Task details: All the data should be repeated exactly. Any image in it is left out.

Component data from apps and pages

--------------------------------

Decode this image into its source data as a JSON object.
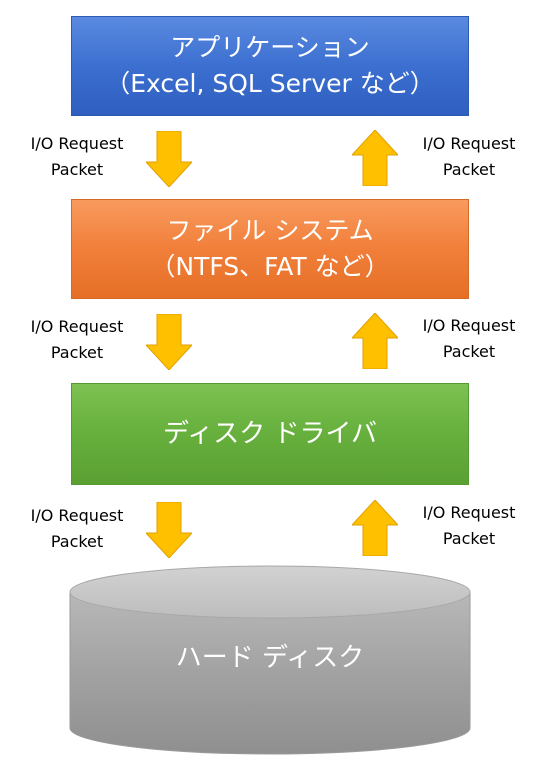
{
  "layers": {
    "application": {
      "line1": "アプリケーション",
      "line2": "（Excel, SQL Server など）",
      "color": "#4472C4"
    },
    "file_system": {
      "line1": "ファイル システム",
      "line2": "（NTFS、FAT など）",
      "color": "#ED7D31"
    },
    "disk_driver": {
      "line1": "ディスク ドライバ",
      "color": "#70AD47"
    },
    "hard_disk": {
      "line1": "ハード ディスク",
      "color": "#A5A5A5"
    }
  },
  "packets": {
    "row1": {
      "left": {
        "line1": "I/O Request",
        "line2": "Packet"
      },
      "right": {
        "line1": "I/O Request",
        "line2": "Packet"
      }
    },
    "row2": {
      "left": {
        "line1": "I/O Request",
        "line2": "Packet"
      },
      "right": {
        "line1": "I/O Request",
        "line2": "Packet"
      }
    },
    "row3": {
      "left": {
        "line1": "I/O Request",
        "line2": "Packet"
      },
      "right": {
        "line1": "I/O Request",
        "line2": "Packet"
      }
    }
  },
  "arrow_color": "#FFC000",
  "arrow_border_color": "#E0A000"
}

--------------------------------

The completed task:
Decode this image into its source data as a JSON object.
{
  "layers": {
    "application": {
      "line1": "アプリケーション",
      "line2": "（Excel, SQL Server など）",
      "color": "#4472C4"
    },
    "file_system": {
      "line1": "ファイル システム",
      "line2": "（NTFS、FAT など）",
      "color": "#ED7D31"
    },
    "disk_driver": {
      "line1": "ディスク ドライバ",
      "color": "#70AD47"
    },
    "hard_disk": {
      "line1": "ハード ディスク",
      "color": "#A5A5A5"
    }
  },
  "packets": {
    "row1": {
      "left": {
        "line1": "I/O Request",
        "line2": "Packet"
      },
      "right": {
        "line1": "I/O Request",
        "line2": "Packet"
      }
    },
    "row2": {
      "left": {
        "line1": "I/O Request",
        "line2": "Packet"
      },
      "right": {
        "line1": "I/O Request",
        "line2": "Packet"
      }
    },
    "row3": {
      "left": {
        "line1": "I/O Request",
        "line2": "Packet"
      },
      "right": {
        "line1": "I/O Request",
        "line2": "Packet"
      }
    }
  },
  "arrow_color": "#FFC000",
  "arrow_border_color": "#E0A000"
}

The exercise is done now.